**Task material:**
+--

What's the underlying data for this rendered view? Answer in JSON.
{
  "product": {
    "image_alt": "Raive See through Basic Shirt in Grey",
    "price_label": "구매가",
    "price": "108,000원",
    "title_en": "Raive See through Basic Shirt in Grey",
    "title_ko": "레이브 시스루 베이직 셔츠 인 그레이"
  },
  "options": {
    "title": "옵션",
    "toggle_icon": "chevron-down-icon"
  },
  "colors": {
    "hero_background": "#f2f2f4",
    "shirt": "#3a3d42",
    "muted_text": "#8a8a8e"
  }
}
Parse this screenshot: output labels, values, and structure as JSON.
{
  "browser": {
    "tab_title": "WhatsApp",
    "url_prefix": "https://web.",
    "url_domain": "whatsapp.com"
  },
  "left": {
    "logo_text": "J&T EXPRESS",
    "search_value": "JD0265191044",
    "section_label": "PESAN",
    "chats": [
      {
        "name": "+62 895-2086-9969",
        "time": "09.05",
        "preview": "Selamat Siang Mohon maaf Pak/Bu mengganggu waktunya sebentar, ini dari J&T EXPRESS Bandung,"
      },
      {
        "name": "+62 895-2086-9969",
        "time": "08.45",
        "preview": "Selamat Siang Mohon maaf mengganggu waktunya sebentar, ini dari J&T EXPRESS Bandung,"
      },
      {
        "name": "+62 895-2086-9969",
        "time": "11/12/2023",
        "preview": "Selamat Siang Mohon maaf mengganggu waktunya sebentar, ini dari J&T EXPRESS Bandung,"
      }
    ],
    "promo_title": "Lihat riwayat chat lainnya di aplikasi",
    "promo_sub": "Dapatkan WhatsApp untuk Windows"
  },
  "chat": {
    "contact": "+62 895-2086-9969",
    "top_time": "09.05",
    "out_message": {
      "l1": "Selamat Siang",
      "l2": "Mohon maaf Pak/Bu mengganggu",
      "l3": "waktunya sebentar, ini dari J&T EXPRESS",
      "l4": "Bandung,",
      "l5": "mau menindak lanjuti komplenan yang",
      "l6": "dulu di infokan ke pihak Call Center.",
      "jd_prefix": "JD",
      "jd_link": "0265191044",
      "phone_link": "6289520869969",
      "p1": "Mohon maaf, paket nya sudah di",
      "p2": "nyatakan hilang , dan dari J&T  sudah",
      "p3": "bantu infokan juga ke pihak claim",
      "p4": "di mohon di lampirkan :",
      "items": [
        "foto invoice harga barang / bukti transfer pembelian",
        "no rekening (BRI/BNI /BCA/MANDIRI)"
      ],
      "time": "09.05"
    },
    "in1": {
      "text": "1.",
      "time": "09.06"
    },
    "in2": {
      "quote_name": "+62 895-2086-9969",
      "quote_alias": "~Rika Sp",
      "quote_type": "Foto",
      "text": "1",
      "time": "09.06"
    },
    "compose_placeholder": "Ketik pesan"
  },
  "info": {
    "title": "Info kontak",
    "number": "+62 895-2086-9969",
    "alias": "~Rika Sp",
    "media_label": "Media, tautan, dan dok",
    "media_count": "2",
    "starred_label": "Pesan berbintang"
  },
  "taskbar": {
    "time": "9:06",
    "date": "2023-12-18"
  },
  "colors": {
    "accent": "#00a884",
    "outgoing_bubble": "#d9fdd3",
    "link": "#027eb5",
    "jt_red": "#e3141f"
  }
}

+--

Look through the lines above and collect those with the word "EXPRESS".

**Answer box:**
    "logo_text": "J&T EXPRESS",
        "preview": "Selamat Siang Mohon maaf Pak/Bu mengganggu waktunya sebentar, ini dari J&T EXPRESS Bandung,"
        "preview": "Selamat Siang Mohon maaf mengganggu waktunya sebentar, ini dari J&T EXPRESS Bandung,"
        "preview": "Selamat Siang Mohon maaf mengganggu waktunya sebentar, ini dari J&T EXPRESS Bandung,"
      "l3": "waktunya sebentar, ini dari J&T EXPRESS",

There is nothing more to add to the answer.